‘I guess. Haven’t seen each other in what seems like forever.’ Jake paused. He couldn’t back down now, either way. ‘Curtis is eager to see him, so yeah, should be fun.’ As soon as he mentioned Curtis’ name, the toddler came bobbing down the stairs. Jake didn’t even bother with the safety gate that Willem had installed anymore. Curtis was walking so much better these days, full of the bubbly life a three-year-old was supposed to have. He’d changed a lot since Jake and Lawrencia had come to their ‘agreement’. Jake smiled to himself; Will would be very happy to see his nephew, too.
‘What about you?’
‘Huh?’ Once again Jake was miles away. He seemed to do that a lot these days.
‘Are you eager to see him?’
Jake didn’t answer straight away. Sure, he was looking forward to it, but there was a part of him that…
‘Okay,’ Conrad said, cutting into Jake’s thoughts, ‘look, Jake…’ He stopped abruptly, and Jake could just about make out someone trying to get Conrad’s attention. Probably his sergeant. ‘Yes, sir,’ Conrad’s muffled voice said. ‘I need to book,’ he continued to Jake, ‘so text me soon, yeah? Let me know if tonight’s defo on.’
‘Sure thing,’ Jake said, and ended the call.
Curtis stood at the bottom of the stairs, wearing the jumper Jake had bought him for his birthday last month. He had told Curtis it was from ‘undle’ Willem, and Curtis had corrected him saying it was uncle. Getting the kid into playschool was paying off for sure. And since it was a present from his missing uncle, Curtis had decided that the jumper was his favourite and thus had to be worn almost every day. Or at least the three days he stayed with Jake, since Jimmy refused to allow the boy to wear it. Merely because it was ostensibly a present from Will.
‘You ready, champ?’
Curtis shook his head. ‘No. I get cold outside.’ He stretched up for his coat hanging on the rack by the door, but couldn’t reach.
Jake lifted the coat off the rack and held it higher. Curtis started jumping for it, but Jake kept moving the coat around, making Curtis jump and run around in circles. Laughing. Jake loved it. Such a happy kid now.
‘Come on, let’s wrap you up,’ he said, and knelt down next to Curtis. As he zipped up the coat, Jake asked; ‘Where we going?’
‘We going to Paddytum, and get some mamylade for my toast for breakfast before school tomorrow.’
Jake grinned. ‘Yeah, kind of.’ They were certainly going to Paddington, that much was true, but not to get marmalade.
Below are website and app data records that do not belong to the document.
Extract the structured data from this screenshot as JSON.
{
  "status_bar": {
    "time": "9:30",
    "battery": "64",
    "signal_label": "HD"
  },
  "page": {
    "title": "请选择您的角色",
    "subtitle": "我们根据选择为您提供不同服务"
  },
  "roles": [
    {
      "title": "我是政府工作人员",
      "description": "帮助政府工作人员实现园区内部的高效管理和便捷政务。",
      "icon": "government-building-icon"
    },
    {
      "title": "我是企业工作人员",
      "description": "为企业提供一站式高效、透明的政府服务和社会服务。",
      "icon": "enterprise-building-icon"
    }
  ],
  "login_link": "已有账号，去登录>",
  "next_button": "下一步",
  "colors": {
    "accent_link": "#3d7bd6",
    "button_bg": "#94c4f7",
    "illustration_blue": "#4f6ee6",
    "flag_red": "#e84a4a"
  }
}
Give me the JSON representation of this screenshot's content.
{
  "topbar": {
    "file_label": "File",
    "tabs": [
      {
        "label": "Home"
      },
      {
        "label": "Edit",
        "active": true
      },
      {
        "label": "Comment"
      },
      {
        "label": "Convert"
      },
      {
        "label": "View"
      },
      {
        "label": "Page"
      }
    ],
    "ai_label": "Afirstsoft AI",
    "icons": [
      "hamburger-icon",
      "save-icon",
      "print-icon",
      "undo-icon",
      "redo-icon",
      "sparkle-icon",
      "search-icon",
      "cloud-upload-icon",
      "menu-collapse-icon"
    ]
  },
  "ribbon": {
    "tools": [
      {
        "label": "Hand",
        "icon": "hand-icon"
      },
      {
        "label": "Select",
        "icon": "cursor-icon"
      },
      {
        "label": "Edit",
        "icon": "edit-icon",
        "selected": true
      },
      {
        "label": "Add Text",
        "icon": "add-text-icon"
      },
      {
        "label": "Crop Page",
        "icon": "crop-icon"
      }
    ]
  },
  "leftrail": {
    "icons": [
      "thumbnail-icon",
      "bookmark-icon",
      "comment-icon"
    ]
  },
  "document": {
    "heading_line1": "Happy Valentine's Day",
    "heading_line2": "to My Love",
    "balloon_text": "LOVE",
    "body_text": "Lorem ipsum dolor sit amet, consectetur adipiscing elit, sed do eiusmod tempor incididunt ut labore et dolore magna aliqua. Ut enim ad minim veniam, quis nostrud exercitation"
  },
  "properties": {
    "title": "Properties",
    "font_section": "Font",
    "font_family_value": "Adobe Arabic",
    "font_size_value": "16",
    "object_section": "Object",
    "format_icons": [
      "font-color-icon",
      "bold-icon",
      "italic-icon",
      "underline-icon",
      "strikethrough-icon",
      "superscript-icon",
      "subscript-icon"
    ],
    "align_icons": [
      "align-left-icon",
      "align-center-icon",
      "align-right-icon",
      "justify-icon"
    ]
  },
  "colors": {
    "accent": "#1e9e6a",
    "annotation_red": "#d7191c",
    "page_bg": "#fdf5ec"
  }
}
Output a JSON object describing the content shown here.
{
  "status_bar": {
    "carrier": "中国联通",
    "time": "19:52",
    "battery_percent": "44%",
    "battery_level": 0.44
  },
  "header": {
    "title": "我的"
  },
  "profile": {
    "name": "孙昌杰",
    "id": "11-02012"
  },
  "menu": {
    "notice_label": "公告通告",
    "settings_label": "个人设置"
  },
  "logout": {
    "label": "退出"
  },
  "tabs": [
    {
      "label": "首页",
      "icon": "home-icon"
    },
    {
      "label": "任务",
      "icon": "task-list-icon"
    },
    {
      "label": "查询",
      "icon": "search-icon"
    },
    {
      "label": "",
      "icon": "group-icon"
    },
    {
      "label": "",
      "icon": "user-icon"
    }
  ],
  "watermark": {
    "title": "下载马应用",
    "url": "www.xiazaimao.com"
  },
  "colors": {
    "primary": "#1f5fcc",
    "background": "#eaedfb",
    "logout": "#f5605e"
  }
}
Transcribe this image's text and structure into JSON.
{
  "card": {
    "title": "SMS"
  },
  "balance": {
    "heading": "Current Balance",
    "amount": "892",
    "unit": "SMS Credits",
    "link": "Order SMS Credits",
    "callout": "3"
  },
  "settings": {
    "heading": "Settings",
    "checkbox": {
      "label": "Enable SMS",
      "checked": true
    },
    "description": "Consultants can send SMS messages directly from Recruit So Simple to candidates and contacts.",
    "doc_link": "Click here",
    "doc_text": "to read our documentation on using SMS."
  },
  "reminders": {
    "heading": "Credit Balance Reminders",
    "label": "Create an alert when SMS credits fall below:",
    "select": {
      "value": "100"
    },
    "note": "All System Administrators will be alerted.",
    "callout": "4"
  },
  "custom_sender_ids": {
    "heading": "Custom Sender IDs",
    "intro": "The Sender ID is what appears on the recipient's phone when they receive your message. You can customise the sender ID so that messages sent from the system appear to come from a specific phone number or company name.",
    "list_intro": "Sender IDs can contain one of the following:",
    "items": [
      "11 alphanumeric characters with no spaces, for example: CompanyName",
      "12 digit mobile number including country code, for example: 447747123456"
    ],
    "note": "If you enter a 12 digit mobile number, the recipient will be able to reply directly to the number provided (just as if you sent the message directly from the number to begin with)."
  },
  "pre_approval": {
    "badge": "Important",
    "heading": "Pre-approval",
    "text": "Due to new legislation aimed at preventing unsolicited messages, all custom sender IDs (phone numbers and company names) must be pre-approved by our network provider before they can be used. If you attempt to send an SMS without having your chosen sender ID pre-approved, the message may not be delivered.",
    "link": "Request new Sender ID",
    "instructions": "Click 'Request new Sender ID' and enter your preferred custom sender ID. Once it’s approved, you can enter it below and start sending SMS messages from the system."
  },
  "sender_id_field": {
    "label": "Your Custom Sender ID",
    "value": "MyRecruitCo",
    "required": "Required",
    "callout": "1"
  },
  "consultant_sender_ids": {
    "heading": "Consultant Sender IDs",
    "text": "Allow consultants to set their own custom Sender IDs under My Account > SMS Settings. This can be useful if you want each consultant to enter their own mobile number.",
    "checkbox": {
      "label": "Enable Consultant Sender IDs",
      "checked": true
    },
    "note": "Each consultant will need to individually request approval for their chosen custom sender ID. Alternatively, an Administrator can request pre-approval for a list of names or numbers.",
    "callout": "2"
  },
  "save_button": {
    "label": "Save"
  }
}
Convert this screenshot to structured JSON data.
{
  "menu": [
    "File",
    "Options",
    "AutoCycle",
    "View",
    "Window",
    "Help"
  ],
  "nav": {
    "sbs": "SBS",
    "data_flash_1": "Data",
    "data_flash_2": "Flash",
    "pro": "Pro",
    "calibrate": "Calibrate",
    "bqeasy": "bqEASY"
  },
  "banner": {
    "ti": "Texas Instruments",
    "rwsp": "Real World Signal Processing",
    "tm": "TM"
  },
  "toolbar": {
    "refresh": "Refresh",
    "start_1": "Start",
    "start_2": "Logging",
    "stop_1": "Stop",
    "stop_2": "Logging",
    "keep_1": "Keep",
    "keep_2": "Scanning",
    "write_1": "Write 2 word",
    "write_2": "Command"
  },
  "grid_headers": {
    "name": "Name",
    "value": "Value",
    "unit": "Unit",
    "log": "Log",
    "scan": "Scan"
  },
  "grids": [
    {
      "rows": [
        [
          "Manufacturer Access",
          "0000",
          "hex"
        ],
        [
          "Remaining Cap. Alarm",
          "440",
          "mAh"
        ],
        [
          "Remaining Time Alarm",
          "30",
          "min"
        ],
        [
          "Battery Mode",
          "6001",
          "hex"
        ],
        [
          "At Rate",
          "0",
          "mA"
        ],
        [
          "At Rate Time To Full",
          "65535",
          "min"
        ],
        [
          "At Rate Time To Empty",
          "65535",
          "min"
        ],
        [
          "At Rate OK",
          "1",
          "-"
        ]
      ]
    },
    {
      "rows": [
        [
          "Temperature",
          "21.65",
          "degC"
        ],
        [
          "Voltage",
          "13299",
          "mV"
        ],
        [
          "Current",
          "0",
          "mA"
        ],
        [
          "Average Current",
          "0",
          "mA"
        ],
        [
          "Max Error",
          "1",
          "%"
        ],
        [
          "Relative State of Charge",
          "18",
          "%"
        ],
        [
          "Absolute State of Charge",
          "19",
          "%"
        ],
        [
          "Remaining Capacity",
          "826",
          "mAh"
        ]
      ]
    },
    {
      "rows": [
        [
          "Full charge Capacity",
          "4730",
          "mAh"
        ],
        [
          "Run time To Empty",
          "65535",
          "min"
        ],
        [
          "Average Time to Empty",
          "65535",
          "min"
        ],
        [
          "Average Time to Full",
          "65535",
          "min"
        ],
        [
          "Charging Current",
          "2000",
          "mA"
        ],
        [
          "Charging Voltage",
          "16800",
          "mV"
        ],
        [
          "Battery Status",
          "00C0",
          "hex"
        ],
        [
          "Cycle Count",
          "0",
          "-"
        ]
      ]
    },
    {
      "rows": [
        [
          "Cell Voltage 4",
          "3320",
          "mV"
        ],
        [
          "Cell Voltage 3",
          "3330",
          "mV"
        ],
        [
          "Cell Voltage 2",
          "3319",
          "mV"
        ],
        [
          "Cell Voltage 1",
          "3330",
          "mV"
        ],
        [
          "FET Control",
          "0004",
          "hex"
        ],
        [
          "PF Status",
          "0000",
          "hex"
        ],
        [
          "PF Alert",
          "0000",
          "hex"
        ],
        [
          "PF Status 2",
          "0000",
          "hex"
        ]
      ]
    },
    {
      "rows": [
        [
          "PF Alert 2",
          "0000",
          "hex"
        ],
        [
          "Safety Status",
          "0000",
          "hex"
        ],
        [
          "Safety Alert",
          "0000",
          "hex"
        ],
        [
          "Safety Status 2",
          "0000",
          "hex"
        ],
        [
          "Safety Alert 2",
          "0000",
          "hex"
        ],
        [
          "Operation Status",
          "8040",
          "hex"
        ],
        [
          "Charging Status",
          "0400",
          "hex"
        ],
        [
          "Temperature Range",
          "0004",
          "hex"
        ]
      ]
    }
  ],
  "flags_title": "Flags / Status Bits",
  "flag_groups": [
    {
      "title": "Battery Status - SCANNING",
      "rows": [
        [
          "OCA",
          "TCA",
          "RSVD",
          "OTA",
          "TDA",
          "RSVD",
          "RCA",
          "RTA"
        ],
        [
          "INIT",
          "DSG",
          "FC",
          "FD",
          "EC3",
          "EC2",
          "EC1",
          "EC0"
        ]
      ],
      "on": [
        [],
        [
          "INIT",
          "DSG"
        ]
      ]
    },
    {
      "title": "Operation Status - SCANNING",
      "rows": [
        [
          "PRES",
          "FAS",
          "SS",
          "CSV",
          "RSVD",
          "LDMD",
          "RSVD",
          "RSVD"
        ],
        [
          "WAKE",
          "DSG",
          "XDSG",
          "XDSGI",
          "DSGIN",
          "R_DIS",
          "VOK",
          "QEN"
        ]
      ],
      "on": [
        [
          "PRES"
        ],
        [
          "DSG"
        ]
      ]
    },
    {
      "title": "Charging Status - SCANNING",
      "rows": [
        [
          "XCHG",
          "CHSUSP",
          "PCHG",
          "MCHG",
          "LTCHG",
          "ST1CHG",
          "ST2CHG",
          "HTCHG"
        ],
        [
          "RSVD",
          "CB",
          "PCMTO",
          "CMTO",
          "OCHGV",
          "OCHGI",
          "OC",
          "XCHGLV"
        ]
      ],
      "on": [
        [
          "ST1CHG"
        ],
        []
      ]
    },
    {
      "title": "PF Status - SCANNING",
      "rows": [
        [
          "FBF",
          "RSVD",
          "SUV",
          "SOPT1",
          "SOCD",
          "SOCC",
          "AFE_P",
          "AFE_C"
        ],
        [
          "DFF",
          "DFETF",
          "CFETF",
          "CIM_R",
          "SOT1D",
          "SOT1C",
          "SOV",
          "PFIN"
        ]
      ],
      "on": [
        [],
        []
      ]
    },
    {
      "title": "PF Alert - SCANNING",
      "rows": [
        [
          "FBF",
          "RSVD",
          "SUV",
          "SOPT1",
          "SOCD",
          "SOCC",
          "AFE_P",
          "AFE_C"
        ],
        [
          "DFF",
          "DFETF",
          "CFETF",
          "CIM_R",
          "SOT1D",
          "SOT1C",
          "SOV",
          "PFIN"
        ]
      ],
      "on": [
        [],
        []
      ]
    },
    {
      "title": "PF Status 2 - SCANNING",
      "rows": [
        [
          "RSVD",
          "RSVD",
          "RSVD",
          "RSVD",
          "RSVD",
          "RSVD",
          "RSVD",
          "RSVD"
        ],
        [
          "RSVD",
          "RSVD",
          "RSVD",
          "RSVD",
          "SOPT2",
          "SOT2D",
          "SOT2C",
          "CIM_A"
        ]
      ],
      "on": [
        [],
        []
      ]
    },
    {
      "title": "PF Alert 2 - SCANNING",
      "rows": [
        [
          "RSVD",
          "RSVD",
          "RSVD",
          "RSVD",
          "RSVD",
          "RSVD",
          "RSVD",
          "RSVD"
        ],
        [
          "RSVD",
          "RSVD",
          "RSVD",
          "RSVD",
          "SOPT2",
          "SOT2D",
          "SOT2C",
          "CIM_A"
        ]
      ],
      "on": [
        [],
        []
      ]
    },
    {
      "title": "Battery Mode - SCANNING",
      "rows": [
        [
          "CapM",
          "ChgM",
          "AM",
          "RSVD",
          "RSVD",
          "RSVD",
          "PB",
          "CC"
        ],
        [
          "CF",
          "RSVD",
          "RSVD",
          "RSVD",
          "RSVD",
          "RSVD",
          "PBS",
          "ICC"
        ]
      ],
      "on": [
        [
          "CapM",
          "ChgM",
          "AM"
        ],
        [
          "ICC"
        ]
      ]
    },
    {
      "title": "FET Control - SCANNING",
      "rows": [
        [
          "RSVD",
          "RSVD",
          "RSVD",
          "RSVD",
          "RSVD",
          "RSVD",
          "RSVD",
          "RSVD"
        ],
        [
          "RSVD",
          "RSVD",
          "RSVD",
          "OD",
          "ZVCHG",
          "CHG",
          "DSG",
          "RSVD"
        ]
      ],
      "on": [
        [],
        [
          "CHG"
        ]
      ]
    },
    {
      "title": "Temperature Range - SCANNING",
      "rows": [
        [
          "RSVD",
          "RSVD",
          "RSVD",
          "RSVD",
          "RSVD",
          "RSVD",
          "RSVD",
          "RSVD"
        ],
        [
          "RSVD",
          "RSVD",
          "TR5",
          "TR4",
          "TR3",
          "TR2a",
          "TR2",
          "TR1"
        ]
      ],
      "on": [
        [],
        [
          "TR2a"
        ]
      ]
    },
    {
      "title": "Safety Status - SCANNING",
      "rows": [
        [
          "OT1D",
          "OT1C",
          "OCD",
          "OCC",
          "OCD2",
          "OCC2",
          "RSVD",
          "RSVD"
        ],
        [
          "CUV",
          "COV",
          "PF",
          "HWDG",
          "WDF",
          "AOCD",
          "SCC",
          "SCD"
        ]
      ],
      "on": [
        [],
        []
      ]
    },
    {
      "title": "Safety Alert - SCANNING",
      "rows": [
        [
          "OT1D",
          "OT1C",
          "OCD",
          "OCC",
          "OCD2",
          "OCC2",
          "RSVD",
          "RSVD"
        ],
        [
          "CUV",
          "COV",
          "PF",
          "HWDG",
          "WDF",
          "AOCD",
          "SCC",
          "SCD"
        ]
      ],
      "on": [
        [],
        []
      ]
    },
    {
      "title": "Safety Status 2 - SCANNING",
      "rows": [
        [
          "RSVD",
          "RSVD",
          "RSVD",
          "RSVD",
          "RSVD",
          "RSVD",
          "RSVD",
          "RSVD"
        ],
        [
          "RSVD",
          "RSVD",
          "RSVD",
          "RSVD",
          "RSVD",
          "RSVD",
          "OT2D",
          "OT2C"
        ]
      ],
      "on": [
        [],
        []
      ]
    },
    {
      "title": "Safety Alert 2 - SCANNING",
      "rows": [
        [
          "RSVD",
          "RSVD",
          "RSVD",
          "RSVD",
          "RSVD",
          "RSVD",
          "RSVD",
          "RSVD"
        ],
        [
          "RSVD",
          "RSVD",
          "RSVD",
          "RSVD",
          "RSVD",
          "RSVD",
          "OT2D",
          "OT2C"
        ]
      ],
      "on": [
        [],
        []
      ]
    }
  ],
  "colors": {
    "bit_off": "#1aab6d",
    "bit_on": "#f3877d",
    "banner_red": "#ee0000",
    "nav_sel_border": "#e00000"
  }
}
Jake had already secretly stashed some in the glove compartment to give to Curtis later. The kid would never know. They were going to meet someone. A very special someone, and already in his mind Jake could see the big smile on Curtis’ face when he saw who it was.
Curtis reached out for Jake’s hand, and he took the chubby brown hand tightly. Curtis smiled up at him. Just before closing the door Jake glanced across the passage to the kitchen beyond. The house, Will’s house, had his own touch to it now. He wasn’t sure how Will would like it.
Space: 1889 & Beyond continues to be a hit for Untreed Reads Publishing.
The best-sellers list for November is in, and I can reveal that at #1 is Mark Michalowski’s ‘The Ghosts of Mercury’. An impressive e-début for Mark! For the third month in a row my own ‘Journey to the Heart of Luna‘ remains in the top ten, rising to #4, while KG McAbee’s ‘Vandals on Venus‘ enjoys its second month in the top ten, currently at #6.
A big thank you to all who’ve been following the adventures of Nathanial and Annabelle, but please, don’t let this mean you can rest on your laurels. Go and tell all your friends about this best-selling series, and help us dominate the steampunk genre! 🙂 And, as an incentive, all three titles can be purchased directly from the Untreed Reads Store with 15% off the RRP until December 15th!
Now, before I share this with you, let me point out that I do not endorse this, and neither is it endorsed by anyone else involved in the production. However, it is free and, as far as I can work out, making no one else money, so I’m happy to share this with you. Simply because it’ll be nice for people to hear this, unfortunately, unavailable audio drama I wrote back in 2006.
The Lunar Inheritance, my Space: 1889 debut (and, thus far, only audio play), can be listened to completely free of charge at 4shared.